OMAHA, Nebraska – An nonprofit based in Omaha that assists persons who have developmental disabilities has some significant goals in mind for the near future.
Grace is one of the fortunate individuals who may name Sheltering Tree their home. She is one of countless people that live there.
Across the United States, over 83% of adults who are disabled do not qualify for any form of public housing assistance.
“That was information that was provided by the program at the University of Minnesota, and it is much higher than the average population,” says Denise Gehringer, executive director of Sheltering Tree. “It is significantly higher than the general population.” “And so what we find for people who have developmental disabilities is that they just don’t have possibilities to get housing. We want to make sure that there are facilities like Sheltering Tree available for those persons so that they can have safe homes when their parents get older and are no longer able to take care of them.
At this time, Sheltering Tree operates out of two facilities, one each in the Belleview and Benson communities.
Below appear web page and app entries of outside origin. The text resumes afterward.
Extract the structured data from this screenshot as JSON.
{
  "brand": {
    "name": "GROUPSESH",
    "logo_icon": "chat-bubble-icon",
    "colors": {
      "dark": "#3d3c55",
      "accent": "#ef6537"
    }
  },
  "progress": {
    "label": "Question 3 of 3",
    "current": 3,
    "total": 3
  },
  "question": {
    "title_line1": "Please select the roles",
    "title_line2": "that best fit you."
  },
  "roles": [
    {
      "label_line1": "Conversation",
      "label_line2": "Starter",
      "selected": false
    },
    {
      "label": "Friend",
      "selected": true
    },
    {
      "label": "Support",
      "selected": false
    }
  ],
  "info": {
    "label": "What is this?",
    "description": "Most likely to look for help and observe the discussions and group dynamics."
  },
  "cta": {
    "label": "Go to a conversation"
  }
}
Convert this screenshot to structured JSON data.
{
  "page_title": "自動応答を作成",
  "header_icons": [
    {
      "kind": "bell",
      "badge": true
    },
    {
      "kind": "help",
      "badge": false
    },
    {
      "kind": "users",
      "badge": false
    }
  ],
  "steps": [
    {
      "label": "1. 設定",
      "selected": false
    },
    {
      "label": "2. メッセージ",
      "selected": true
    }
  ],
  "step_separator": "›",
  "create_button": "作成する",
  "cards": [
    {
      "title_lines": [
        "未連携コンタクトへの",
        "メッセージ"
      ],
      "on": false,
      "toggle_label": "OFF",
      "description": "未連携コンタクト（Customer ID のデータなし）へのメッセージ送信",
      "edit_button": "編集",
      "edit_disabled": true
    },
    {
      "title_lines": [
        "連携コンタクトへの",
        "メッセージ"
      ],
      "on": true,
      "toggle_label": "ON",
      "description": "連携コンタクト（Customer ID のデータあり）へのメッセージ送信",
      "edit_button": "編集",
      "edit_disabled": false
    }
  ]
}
They are in the process of constructing a new location in the vicinity of Papillion and Shadow Lake, and the opening is scheduled for the summer of 2023.
In addition, the non-profit organization was granted permission by the Omaha City Council to develop an additional 44 housing units in the Elkhorn neighborhood.
“We had a neighborhood meeting to share with the neighbors what it is that we do, who would be living in our Sheltering Tree community and I think they were very supportive, they were welcoming, and they look forward to having us as neighbors,” says Gehringer. “We had a neighborhood meeting to share with the neighbors what it is that we do, who would be living in our Sheltering Tree community and I think they were very supportive, they were welcoming
However, concerns about things like parking and increased traffic in the region continue to be a factor.
However, neighbors believe that providing reasonably priced housing for persons who have developmental impairments is a wonderful opportunity for people who, like Grace, have a pressing requirement for such accommodations.
According to Gehringer, the Sheltering Tree apartments have resident tenant helpers who are present at all times. Because adults who have developmental impairments have varied degrees of assistance requirements, this is one way in which they can assist their residents in “designing what they want their life to look like.”
This coming Friday is the Sheltering Tree gala, and the final day to purchase tickets is this coming Tuesday, September 6th. One of their most important fund-raising events also serves as an opportunity to express gratitude to the local community for the assistance it has provided.